In June I gave a seminar at the Oxford Human Rights Hub entitled ‘Accounting for Human Rights in EU Counter-Terrorism’. The abstract is reproduced below (original), and a recording of the seminar is available on the OxHRH website here.
While a baseline of security is required in order to enjoy rights per se, ‘countering terrorism’ often infringes on the rights of suspected terrorists and, more broadly, undermines social cohesion and the rule of law. For that reason, it is important that we pay proper attention to rights in the making, implementation and review of counter-terrorism laws and policies.
In spite of this, the pre-legislative process in EUCT is problematic from a rights-based perspective, even where the formal ex ante impact assessment process is employed. This process, undertaken by the Commission, engages with stakeholders to predict the environmental, economic and social impacts of proposed measures and provide an evidence-base for political decision-making.
Social impacts include impacts on rights. Understandably, however, the qualitative analysis of rights impact is not easily assessed alongside the quantitative analysis of economic impact, with more ‘concrete’ data often appearing to receive more analytical weight. Thus, it is not unusual when reading these assessments to notice that the analysis of rights is ‘light touch’.
This might be expected given that forward-looking analyses are speculative, especially in relation to values that are difficult to quantify. But it points towards a need to afford more weight to rights in these assessments, especially as they can also shape later analyses of the ‘effectiveness’ of measures where such ex post assessment takes place.
We can only ascertain a measure’s actual impact once it is operational. Even at that point it is important to remember that the impact of EUCT will not be uniform across every member state or social group: the vast majority of implementation is national and there can be significant variations across the member states.
In spite of this, formal ex post facto review of EU counter-terrorism is remarkably infrequent, even where the measure in question expressly requires it. Of the 88 legally binding minding measures introduced since 2001, 68 required review, only 33 of which have so far taken place on time (10 have not reached their time limit).
The lack of effective and regular ex post facto review of EUCT is highly problematic from a rights-based perspective. The necessity and proportionality of any measure may vary according to changing security and social circumstances and thus requires regular review. Without this, we must rely on the hope that a court will have the opportunity to judicially review a measure to assess its legality, which assessment is only part of a comprehensive rights-related understanding of the impact of counter-terrorist measures.

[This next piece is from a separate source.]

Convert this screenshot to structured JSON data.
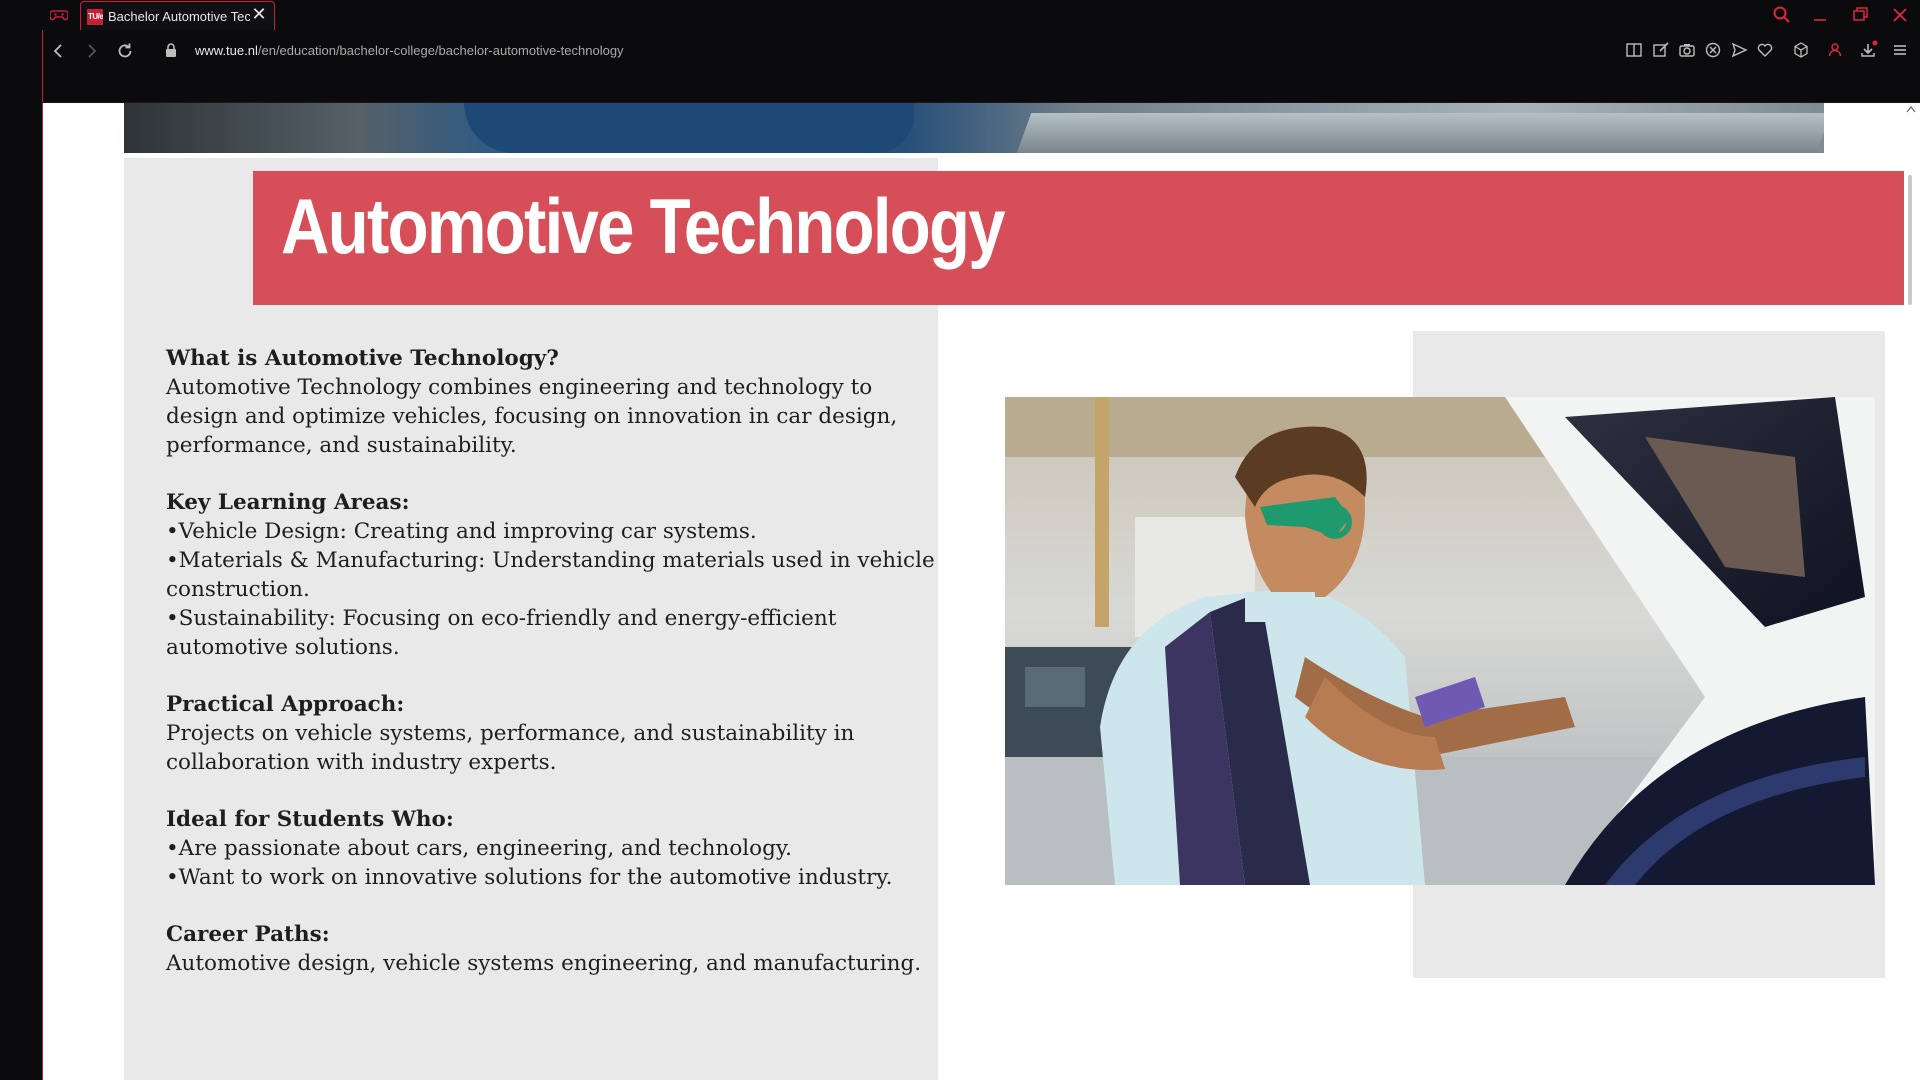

The EU is a relative newcomer to counter-terrorism, and although it takes some account of rights, this is not sufficient to ensure EUCT is as rights-compliant as possible. The EU does have the potential to account more fully for rights in its counter-terrorism, in particular by enhancing participation in the life cycle of counter-terrorist law- and policy-making and instigating regular, participatory and evaluative review.